→ **DESCRIPTION OF THE TASK**
Retype each line below without a single alteration.

→ **THE DATA**

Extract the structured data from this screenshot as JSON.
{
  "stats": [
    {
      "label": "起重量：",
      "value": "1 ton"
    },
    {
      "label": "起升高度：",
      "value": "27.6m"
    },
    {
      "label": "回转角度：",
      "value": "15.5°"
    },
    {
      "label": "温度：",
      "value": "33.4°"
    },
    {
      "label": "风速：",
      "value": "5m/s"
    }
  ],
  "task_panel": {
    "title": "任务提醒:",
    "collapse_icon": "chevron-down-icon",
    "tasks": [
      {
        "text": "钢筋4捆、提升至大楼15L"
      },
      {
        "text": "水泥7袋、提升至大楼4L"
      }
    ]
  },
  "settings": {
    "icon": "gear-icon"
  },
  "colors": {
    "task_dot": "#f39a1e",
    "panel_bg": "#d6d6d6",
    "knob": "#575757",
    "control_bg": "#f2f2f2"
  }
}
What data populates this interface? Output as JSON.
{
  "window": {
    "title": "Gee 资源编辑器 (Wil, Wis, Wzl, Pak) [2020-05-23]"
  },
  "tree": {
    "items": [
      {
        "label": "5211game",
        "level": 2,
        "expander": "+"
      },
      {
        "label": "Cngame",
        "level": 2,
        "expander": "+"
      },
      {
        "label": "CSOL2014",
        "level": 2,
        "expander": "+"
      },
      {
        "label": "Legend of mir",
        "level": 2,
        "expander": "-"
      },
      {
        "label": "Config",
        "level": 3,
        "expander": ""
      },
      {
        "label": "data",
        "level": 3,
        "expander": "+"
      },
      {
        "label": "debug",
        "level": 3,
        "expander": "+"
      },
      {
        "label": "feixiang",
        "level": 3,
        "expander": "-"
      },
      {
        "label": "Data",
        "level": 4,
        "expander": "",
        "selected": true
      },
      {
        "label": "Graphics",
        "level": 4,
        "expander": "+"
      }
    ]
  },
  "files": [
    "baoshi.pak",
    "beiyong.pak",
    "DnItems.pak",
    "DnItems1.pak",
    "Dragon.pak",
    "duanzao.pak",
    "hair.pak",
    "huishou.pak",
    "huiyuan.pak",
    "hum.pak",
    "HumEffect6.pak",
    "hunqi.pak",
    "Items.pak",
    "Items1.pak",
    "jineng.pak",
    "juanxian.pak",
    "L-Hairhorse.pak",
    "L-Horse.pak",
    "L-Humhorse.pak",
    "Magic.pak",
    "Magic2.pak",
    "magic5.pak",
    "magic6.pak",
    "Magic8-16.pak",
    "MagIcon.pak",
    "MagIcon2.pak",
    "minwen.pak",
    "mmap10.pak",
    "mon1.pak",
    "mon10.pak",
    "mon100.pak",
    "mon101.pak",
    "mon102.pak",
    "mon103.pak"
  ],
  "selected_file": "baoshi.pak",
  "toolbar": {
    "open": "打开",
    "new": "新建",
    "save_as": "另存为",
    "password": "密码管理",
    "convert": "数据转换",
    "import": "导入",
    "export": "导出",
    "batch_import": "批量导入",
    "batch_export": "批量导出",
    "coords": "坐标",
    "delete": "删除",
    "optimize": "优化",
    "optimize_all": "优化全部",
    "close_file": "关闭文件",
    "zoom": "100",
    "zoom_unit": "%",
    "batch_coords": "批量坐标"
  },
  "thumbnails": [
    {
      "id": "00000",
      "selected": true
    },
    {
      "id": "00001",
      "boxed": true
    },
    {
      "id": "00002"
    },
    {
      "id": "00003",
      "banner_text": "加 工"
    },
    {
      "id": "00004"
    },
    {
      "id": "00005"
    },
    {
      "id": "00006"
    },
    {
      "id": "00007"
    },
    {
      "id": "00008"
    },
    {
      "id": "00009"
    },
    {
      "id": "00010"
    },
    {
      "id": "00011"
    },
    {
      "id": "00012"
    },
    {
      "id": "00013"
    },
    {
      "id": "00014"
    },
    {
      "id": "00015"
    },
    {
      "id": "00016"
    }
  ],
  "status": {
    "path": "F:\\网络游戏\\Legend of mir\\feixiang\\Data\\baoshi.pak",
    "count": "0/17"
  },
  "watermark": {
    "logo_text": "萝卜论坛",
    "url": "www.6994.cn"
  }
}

→ **RESPONSE**
Extract the structured data from this screenshot as JSON.
{
  "stats": [
    {
      "label": "起重量：",
      "value": "1 ton"
    },
    {
      "label": "起升高度：",
      "value": "27.6m"
    },
    {
      "label": "回转角度：",
      "value": "15.5°"
    },
    {
      "label": "温度：",
      "value": "33.4°"
    },
    {
      "label": "风速：",
      "value": "5m/s"
    }
  ],
  "task_panel": {
    "title": "任务提醒:",
    "collapse_icon": "chevron-down-icon",
    "tasks": [
      {
        "text": "钢筋4捆、提升至大楼15L"
      },
      {
        "text": "水泥7袋、提升至大楼4L"
      }
    ]
  },
  "settings": {
    "icon": "gear-icon"
  },
  "colors": {
    "task_dot": "#f39a1e",
    "panel_bg": "#d6d6d6",
    "knob": "#575757",
    "control_bg": "#f2f2f2"
  }
}
What data populates this interface? Output as JSON.
{
  "window": {
    "title": "Gee 资源编辑器 (Wil, Wis, Wzl, Pak) [2020-05-23]"
  },
  "tree": {
    "items": [
      {
        "label": "5211game",
        "level": 2,
        "expander": "+"
      },
      {
        "label": "Cngame",
        "level": 2,
        "expander": "+"
      },
      {
        "label": "CSOL2014",
        "level": 2,
        "expander": "+"
      },
      {
        "label": "Legend of mir",
        "level": 2,
        "expander": "-"
      },
      {
        "label": "Config",
        "level": 3,
        "expander": ""
      },
      {
        "label": "data",
        "level": 3,
        "expander": "+"
      },
      {
        "label": "debug",
        "level": 3,
        "expander": "+"
      },
      {
        "label": "feixiang",
        "level": 3,
        "expander": "-"
      },
      {
        "label": "Data",
        "level": 4,
        "expander": "",
        "selected": true
      },
      {
        "label": "Graphics",
        "level": 4,
        "expander": "+"
      }
    ]
  },
  "files": [
    "baoshi.pak",
    "beiyong.pak",
    "DnItems.pak",
    "DnItems1.pak",
    "Dragon.pak",
    "duanzao.pak",
    "hair.pak",
    "huishou.pak",
    "huiyuan.pak",
    "hum.pak",
    "HumEffect6.pak",
    "hunqi.pak",
    "Items.pak",
    "Items1.pak",
    "jineng.pak",
    "juanxian.pak",
    "L-Hairhorse.pak",
    "L-Horse.pak",
    "L-Humhorse.pak",
    "Magic.pak",
    "Magic2.pak",
    "magic5.pak",
    "magic6.pak",
    "Magic8-16.pak",
    "MagIcon.pak",
    "MagIcon2.pak",
    "minwen.pak",
    "mmap10.pak",
    "mon1.pak",
    "mon10.pak",
    "mon100.pak",
    "mon101.pak",
    "mon102.pak",
    "mon103.pak"
  ],
  "selected_file": "baoshi.pak",
  "toolbar": {
    "open": "打开",
    "new": "新建",
    "save_as": "另存为",
    "password": "密码管理",
    "convert": "数据转换",
    "import": "导入",
    "export": "导出",
    "batch_import": "批量导入",
    "batch_export": "批量导出",
    "coords": "坐标",
    "delete": "删除",
    "optimize": "优化",
    "optimize_all": "优化全部",
    "close_file": "关闭文件",
    "zoom": "100",
    "zoom_unit": "%",
    "batch_coords": "批量坐标"
  },
  "thumbnails": [
    {
      "id": "00000",
      "selected": true
    },
    {
      "id": "00001",
      "boxed": true
    },
    {
      "id": "00002"
    },
    {
      "id": "00003",
      "banner_text": "加 工"
    },
    {
      "id": "00004"
    },
    {
      "id": "00005"
    },
    {
      "id": "00006"
    },
    {
      "id": "00007"
    },
    {
      "id": "00008"
    },
    {
      "id": "00009"
    },
    {
      "id": "00010"
    },
    {
      "id": "00011"
    },
    {
      "id": "00012"
    },
    {
      "id": "00013"
    },
    {
      "id": "00014"
    },
    {
      "id": "00015"
    },
    {
      "id": "00016"
    }
  ],
  "status": {
    "path": "F:\\网络游戏\\Legend of mir\\feixiang\\Data\\baoshi.pak",
    "count": "0/17"
  },
  "watermark": {
    "logo_text": "萝卜论坛",
    "url": "www.6994.cn"
  }
}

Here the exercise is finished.